A Case for Bringing Back the Residential Hotel
Up until its condominium conversion in 2005, Barbizon 63 was a paragon of compact, efficient living in New York City. For most of its life, the building was used as a women’s “residential hotel.” Located on Manhattan’s upper east side, the 23 story building contained 700 tiny units. In the 70s, you could rent a room at the Barbizon 63 for around $160/week (in 2014 dollars). That rent included a furnished single room, bathroom down the hall along with in-house lounges, a gym with swimming pool and a communal dining hall. It provided cheap, safe and clean lodging for women starting out in the city. The names of past residents is a who’s who list of 20th century artistic icons: Grace Kelly, Lauren Bacall, Joan(s) Crawford and Didion, Liza Minnelli and even Ricky Gervais after they opened their doors to men in 1981.
For all intents and purposes, Barbizon 63 was an SRO–a housing type that fell out of favor in the late 70s and 80s. Following a sustained economic downturn in NYC, SROs often become ersatz homeless shelters. Most of the buildings were eventually converted to standard hotels and later condominiums. As for Barbizon 63, after undergoing a few iterations of hotels, it eventually went condo in 2002. Today, there are 70 units in the building (along with 16 rent-controlled holdovers). The average per sq ft listing price of a condo is about $2600. One three bedroom unit for sale has combined monthly charges of $6200.
Barbizon 63 is far from alone. Across the city, most residential hotels and SROs were converted to luxury hotels or condos. The Salvation Army on Gramercy Park shared a similar fate to Barbizon 63. It once contained 300 units that rented for about $112/week. A condo conversion a few years ago brought the building unit number down to 17. The average per sq ft listing price is a little more than $4K. The building’s smallest unit–a two-bedroom–was listed for $9.8M (in contract) and has about $10K/month of monthly charges.
The above video is by architect Jonathan Kirschenfeld from the 2011 Making Room Conference. He points to these two buildings, among others, and how the demise of the SRO led to the advent of supportive housing–a designation only available to people with special needs.
The fate of these buildings is the fate of New York and many other cities: new wealth creates a high demand for housing, which in turn eliminates affordable housing options and pushes the lower-income folks further and further from the centers of cities.
It’s hard to begrudge developers for capitalizing on market conditions. If a small population is willing to pay a premium for large homes in prestigious locations–often in buildings that had once stood derelict or underused–it’s their job to be accommodating. But these economic realities often yield unfortunate cultural consequences. Many creative folks whose talents might not have the market value of an investment banker are forced to migrate. Alternately, these same people are railroaded into work that pays the bills rather than nourishing the soul. Slowly but surely, a city’s cultural vibrancy is lost.

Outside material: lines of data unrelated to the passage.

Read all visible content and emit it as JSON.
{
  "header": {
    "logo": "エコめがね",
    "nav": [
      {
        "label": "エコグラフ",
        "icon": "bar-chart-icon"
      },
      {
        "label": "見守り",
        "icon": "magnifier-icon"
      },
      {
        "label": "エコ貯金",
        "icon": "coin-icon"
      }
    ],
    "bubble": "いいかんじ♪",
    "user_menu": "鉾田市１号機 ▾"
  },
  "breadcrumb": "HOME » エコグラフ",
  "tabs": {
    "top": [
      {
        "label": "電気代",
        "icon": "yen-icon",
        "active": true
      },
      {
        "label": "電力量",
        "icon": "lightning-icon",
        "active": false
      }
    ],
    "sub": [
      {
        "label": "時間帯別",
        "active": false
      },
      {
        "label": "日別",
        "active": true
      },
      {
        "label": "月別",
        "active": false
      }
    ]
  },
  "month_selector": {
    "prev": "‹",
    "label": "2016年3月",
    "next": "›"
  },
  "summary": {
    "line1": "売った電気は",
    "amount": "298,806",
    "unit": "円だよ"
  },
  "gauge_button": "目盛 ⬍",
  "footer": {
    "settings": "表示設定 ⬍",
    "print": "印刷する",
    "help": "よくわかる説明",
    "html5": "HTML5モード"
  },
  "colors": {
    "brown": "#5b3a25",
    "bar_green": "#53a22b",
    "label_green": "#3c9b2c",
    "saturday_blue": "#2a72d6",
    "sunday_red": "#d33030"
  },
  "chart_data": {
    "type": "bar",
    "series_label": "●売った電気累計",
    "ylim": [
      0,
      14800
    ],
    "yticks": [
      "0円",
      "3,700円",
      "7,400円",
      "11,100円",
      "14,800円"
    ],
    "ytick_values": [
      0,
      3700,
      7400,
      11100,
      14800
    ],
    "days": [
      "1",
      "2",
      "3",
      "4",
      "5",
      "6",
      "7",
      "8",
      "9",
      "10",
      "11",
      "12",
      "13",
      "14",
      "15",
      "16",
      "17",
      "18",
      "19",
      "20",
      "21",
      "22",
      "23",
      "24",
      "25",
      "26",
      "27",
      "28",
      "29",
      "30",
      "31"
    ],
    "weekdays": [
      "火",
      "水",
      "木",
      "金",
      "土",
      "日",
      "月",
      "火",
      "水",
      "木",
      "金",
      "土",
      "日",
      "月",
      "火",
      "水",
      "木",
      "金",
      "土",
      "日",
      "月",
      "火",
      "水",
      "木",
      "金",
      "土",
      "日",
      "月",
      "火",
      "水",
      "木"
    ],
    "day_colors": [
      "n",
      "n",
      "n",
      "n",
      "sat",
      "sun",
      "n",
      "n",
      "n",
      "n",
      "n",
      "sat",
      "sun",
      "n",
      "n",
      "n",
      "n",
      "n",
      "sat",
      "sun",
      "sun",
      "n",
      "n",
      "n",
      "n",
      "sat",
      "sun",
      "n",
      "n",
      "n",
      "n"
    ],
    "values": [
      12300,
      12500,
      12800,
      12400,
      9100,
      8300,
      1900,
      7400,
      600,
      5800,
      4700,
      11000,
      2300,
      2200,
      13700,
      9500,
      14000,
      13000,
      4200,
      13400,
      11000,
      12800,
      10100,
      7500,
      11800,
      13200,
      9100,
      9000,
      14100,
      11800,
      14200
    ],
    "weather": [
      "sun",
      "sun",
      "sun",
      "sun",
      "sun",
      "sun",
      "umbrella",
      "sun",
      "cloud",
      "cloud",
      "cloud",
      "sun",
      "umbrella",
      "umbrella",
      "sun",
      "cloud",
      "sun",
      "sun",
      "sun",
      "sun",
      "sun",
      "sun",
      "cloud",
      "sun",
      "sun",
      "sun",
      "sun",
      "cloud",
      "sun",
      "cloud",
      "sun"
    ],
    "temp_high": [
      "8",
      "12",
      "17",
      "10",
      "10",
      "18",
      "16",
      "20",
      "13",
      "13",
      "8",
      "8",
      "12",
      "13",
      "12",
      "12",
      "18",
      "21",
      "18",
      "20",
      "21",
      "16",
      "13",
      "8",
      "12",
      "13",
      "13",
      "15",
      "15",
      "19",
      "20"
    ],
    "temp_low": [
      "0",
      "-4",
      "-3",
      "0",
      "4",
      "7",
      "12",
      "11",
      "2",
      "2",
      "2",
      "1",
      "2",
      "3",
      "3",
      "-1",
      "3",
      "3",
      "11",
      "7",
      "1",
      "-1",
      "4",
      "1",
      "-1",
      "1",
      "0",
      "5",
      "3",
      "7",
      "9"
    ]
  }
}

While we won’t suggest we know the answer to this vexing situation, we will say there’s a real need for housing like SROs, efficiencies, residential hotels, or their modern equivalent, the micro-apartments. Cheap, safe, temporary, often small, housing is a vital component to giving people–young and old–access to cities that are normally economically out of reach.
It’s a bummer what’s going on in Seattle and other places that are opposing micro-housing. Many people–especially young people at the beginning of their careers–just want a place to cheap, clean place to sleep in a decent location. They don’t need fiver burner stoves, walk in closets or in many cases, their own bathrooms. Granted, Seattle’s micro-housing isn’t usually as comely as the stately Barbizon 63 or Salvation Army buildings. But perhaps if micro-housing were to enter the canon of necessary urban housing typology, its architecture might start improving in turn.
But the revolt against micro-housing is often as much cultural as architectural. People are often afraid of the itinerant character of the micro-housing dweller. It’d be great if people started recognizing that that character, is not a threat to property values, but an invaluable component to a city’s cultural diversity.